In a previous article, I wrote how it doesn’t take much to call yourself an agency recruiter. Ask anyone within industry experience and they will tell you the same thing: a phone and access to a resume database and you can start selling yourself as an agency recruiter. Unfortunately it takes a lot more than that to be a respected recruiter, however that debate is for another time and place.
Either way, with so many third party recruiting agencies out there, it’s easy for hiring managers to give a requirement to one of the 50 people who call their office daily and tell them “just find me this candidate…” and move on.
Any recruiter worth their salt knows that is not how you take a client job order, however this article is not about taking a job order – I will leave that to your first week of recruiter training. What this is about is how the hiring manager/recruiter relationship can impact the process of recruiting.
When an agency recruiter receives a qualified job order they work tirelessly to fill that position – a majority of recruiting is done on a contingent basis, which means the recruiter doesn’t get paid until the candidate goes to work (and in most cases successfully completes a probation period). As such the recruiter is working for free. It’s like asking a builder to custom build you a home and once construction is complete, you have the ability to back out of the house, no money exchanged. Recruiters put in days of hard work, countless conversations and hours of interviews just to present someone to a manager who can say no to in a split second and all their work goes unrewarded.
The point I am getting at is with all of the hard work that goes into finding a candidate the importance of identifying the ideal person for your company’s opening it benefits both parties to have a relationship that goes beyond “just find me the right person…”
Below I highlight 4 points that will help benefit the hiring manager / recruiter relationship:
1) Take time to discuss the requirement:
Telling a recruiter to just look up the job description online is not enough. If that was the case, you would be able to find your candidate through your applications and, let’s face it, applications sometimes are at the bottom of the list as far as successful recruiting is concerned. However you are paying a premium to find the ideal candidate, and you can post an ad yourself – you don’t need to pay someone for that! If your agency recruiter wants to spend 20-30 minutes discussing the position, give it to them. 30 minutes may be a lot of time out of your schedule for one day, but if it saves a week of recruiting time, how much does that 30 minutes really hurt in the long run?
2) Through candidate feedback:
In a perfect world you would hire the first candidate you interview through a recruiter. However, I don’t have to tell you this: we do not live in a perfect world. You will decline candidates, more than once. However, the recruiter’s job is not to just keep throwing candidates your way until they get it right. The goal is to understand why the candidate missed the mark and work from that. Telling a recruiter that the candidate wasn’t strong enough or didn’t fit the mould is not enough. Why are they not strong enough? Was it their lack of technology experience? Are their past employers not industry specific enough? Whatever detailed information you give the recruiter they are using that to turn around and better identify the ideal candidate. And at the end of the day all that does is eliminate the amount of time to spend looking for the ideal fit.

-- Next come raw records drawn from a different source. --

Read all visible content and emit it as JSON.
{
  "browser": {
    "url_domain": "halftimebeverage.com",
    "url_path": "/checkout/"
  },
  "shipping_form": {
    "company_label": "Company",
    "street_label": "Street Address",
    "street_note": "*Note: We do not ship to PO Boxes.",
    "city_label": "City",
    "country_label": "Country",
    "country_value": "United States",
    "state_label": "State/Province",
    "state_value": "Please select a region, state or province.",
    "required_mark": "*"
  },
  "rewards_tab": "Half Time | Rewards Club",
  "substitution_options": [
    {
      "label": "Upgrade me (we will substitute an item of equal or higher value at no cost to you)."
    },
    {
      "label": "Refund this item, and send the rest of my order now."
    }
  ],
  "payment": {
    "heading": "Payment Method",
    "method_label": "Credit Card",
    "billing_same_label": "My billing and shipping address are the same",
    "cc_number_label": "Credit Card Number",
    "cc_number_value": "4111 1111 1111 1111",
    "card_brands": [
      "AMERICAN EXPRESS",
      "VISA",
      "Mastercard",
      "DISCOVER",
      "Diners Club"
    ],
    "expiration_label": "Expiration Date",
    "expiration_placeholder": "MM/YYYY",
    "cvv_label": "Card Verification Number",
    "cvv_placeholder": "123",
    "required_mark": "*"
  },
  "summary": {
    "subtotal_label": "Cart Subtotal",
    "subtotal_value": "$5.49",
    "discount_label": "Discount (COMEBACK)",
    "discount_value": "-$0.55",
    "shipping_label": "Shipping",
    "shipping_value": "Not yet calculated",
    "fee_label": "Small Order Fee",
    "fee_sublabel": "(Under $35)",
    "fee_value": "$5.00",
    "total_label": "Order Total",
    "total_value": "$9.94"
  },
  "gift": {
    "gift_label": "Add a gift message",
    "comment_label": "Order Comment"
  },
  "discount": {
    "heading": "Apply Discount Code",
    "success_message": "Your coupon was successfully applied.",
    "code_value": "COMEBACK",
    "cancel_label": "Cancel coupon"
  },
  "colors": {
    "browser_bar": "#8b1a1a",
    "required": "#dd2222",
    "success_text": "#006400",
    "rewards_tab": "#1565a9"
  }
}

RELATED: Interviews: Why You Should Always Provide Feedback
3) Hiring speed:
Although a good recruiter can make it look like candidates grow on trees, the secret is they don’t. It’s understood that hiring can take a while, although sitting on a candidate for a significant period of time only hurts you. As much as I would like to prove otherwise, candidates are not only interviewing for your position. If you wait a month offering them the position, there is a chance they have already accepted another offer and moved on.
And that candidate you just passed up on? Well maybe they just landed the next big client for one of your competitors or developed the next proprietary software program to revitalize their employer’s market presence. These are the chances you take by taking a slower time than normal to pull the trigger.
4) Respect the fee structure:
Writing an article over the battle of recruiter fees could take days. So let’s just assume you have already agreed on a fee before the recruiting has started. Deciding that you want to renegotiate that fee once you have interviewed and identified a new hire is not the right time. Since there is no actual charge upfront to hire a recruiter, hiring managers are not forced to face how much it will actually cost. Sure you talk about it, but things become a lot different when an invoice is placed on your desk. Your recruiter spent a lot of time working at an agreed rate. You are not their only client. They prioritized your business based on their fee, the same way your company put a rush order on your last shipment for one of your clients because of terms you agreed on.
READ MORE: Why Do Recruiters’ Fees Seem So Excessive?
Recruiters and hiring managers both and the same goal; find the ideal fit in the quickest time possible. It doesn’t benefit anyone involved in the process if an open and honest relationship isn’t fostered. If you are a recruiter who works with a client that cannot give you this, then maybe it’s time to move on. If you are a hiring manager whose recruiter will not give you what you need then just wait for your phone to ring next, we are always calling.